In credit, Citigroup is focused on single-As and triple-Bs based on the yield premium they offer. Meanwhile triple- and double-A bonds are moving in line with the swaps curve and offer little protection against event or attribution risk, he noted. "If one or two investments go wrong here, it quickly wipes out any benefit that might have been had across the whole rating class."
At the other end of the credit spectrum, Scott is positive on high yield, but only moderately. "The risk-reward is still attractive, even though it's not as compelling as it has been since spreads have come in significantly over the past year." Scott declined to reveal Citigroup's allocation split across credit classes.
Citigroup would reconsider these positions if the U.S. economy slowed considerably in response to the Federal Reserve's tightening.

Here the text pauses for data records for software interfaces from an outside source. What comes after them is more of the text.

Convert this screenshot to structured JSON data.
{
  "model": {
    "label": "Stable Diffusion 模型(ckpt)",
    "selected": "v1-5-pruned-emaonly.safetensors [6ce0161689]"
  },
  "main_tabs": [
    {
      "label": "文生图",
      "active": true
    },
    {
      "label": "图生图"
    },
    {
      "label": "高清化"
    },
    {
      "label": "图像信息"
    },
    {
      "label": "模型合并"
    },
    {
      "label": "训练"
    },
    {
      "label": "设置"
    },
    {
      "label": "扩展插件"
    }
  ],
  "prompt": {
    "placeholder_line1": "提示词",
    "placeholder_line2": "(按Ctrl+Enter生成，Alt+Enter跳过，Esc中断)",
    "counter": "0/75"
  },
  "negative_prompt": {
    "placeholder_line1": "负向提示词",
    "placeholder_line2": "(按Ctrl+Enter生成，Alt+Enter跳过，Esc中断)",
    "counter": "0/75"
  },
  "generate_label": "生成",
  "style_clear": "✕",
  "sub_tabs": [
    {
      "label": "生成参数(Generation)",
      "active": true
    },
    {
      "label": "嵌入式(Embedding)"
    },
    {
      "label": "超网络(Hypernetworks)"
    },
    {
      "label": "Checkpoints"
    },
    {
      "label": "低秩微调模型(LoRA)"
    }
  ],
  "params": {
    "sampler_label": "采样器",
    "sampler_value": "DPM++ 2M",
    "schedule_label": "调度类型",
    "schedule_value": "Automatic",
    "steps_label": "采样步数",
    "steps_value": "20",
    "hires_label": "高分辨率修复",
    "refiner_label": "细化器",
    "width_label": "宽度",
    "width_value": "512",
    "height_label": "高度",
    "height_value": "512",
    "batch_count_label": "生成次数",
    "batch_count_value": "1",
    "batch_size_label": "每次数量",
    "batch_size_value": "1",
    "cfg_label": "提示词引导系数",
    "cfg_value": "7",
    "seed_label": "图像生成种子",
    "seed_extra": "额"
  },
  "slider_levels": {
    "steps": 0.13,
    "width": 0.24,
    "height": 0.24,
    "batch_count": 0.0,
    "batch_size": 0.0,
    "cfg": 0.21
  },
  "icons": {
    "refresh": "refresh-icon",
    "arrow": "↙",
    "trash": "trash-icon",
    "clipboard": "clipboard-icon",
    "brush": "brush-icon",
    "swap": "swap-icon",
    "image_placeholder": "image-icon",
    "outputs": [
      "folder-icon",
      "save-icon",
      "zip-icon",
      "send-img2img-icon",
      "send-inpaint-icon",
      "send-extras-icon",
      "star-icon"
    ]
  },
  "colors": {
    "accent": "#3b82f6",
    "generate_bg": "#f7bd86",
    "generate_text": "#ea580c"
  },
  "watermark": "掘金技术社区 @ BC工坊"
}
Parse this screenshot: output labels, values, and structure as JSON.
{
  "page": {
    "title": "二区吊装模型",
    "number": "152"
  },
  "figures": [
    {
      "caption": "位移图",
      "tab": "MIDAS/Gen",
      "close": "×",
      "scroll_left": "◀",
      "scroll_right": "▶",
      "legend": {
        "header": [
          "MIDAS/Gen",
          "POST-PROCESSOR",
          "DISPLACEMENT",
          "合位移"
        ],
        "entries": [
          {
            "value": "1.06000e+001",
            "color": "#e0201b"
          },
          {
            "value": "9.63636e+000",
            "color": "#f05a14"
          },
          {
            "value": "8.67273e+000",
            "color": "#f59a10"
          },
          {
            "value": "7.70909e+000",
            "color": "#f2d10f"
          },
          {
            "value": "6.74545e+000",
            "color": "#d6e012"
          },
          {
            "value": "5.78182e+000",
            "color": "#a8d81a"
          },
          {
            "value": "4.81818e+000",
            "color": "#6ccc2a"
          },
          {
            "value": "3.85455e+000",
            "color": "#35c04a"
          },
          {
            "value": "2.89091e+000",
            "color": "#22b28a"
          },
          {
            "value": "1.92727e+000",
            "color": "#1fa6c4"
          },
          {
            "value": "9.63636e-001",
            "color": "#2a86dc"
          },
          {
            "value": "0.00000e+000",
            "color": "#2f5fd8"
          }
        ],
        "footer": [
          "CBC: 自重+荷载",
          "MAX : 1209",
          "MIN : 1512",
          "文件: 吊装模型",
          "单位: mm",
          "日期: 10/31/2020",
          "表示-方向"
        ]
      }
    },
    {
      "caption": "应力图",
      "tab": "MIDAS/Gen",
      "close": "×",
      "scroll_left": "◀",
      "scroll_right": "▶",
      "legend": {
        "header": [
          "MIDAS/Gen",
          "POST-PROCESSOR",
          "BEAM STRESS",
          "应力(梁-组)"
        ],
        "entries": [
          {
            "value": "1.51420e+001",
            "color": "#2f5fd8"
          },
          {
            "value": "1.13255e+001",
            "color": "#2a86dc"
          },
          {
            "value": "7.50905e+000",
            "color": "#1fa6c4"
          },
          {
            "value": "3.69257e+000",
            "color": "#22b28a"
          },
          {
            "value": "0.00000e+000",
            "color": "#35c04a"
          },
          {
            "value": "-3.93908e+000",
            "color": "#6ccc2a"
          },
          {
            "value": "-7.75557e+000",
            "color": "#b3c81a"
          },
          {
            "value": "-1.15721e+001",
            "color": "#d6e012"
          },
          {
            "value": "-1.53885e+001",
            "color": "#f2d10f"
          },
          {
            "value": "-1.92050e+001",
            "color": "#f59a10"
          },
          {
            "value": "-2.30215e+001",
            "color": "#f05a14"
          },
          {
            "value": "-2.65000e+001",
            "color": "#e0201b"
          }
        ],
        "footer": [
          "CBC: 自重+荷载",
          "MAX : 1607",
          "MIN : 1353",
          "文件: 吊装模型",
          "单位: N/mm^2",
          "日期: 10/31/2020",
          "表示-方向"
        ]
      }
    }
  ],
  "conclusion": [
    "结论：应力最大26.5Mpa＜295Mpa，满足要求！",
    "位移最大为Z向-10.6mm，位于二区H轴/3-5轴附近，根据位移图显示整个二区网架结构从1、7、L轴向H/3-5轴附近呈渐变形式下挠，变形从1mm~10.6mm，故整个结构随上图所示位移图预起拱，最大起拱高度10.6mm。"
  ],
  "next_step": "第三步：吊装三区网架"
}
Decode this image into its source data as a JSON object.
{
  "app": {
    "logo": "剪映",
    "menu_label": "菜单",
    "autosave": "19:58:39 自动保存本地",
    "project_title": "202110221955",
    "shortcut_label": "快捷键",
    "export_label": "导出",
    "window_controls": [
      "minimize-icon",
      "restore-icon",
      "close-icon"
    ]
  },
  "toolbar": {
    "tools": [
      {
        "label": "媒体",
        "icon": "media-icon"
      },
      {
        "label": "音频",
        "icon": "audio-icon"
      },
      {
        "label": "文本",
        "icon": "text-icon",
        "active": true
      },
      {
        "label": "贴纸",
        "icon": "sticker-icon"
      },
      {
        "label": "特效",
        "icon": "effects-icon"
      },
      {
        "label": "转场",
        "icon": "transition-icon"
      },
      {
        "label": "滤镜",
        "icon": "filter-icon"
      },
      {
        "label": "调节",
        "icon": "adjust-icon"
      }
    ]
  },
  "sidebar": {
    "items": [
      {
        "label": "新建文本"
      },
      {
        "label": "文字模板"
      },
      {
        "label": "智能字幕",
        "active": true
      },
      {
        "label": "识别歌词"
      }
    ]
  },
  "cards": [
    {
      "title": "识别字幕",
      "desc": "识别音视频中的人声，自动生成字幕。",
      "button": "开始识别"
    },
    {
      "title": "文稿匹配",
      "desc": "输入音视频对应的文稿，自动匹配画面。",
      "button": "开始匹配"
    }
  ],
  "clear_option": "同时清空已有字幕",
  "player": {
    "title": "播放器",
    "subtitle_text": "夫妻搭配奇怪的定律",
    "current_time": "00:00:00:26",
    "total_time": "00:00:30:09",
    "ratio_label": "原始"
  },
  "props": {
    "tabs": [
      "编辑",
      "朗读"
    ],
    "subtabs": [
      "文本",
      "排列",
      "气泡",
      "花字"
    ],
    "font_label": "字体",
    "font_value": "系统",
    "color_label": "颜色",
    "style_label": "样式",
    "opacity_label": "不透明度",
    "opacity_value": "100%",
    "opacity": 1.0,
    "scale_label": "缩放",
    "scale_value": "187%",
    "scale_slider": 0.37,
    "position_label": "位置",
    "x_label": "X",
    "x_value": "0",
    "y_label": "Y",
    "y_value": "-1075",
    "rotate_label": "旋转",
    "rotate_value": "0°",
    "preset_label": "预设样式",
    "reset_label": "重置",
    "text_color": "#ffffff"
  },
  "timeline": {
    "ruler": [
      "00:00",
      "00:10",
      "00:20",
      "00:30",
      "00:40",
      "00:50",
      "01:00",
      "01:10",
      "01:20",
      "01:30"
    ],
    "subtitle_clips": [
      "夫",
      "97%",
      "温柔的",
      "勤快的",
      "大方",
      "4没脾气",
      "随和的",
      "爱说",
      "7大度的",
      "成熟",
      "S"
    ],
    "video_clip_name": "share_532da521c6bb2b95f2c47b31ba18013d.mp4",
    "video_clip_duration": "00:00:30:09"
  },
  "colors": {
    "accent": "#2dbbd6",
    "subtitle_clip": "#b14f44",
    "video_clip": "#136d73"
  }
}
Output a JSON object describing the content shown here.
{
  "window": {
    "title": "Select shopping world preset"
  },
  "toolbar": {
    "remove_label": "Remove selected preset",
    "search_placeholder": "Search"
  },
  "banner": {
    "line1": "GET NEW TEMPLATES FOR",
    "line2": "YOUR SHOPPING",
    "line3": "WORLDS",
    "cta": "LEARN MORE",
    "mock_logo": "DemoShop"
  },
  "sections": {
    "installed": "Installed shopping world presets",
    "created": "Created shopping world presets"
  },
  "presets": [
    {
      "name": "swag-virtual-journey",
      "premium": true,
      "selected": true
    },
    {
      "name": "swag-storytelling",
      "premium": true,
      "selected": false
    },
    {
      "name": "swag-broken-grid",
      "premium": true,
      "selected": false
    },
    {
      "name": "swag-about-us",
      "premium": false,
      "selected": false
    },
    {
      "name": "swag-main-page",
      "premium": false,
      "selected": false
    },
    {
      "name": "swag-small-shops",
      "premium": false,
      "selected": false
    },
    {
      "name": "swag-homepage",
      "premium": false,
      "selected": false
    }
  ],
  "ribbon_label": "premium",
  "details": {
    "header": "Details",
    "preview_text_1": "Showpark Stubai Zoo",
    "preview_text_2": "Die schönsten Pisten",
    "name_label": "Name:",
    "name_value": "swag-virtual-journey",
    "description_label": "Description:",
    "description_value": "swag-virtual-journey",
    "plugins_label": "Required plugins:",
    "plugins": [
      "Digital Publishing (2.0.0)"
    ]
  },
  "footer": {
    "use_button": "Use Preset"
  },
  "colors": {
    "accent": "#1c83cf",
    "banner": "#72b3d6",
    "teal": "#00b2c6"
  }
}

Scott also noted the last time the Fed and the European Central Bank tightened in unison was in the late 1990s and should this occur in 2005 it would likely put a damper on the market.
The fund manager is cautious on duration because he anticipates the Fed will raise rates faster and higher than the market expects. "We think U.S. interest rates will reach 3-3.5% by the end of 2005, while the Fed Funds contract indicates interest rates will cap out at 2.5% by mid-'05." He added the historical neutral level for the Fed Funds rate is close to 4%. Scott declined to reveal Citigroup's average duration.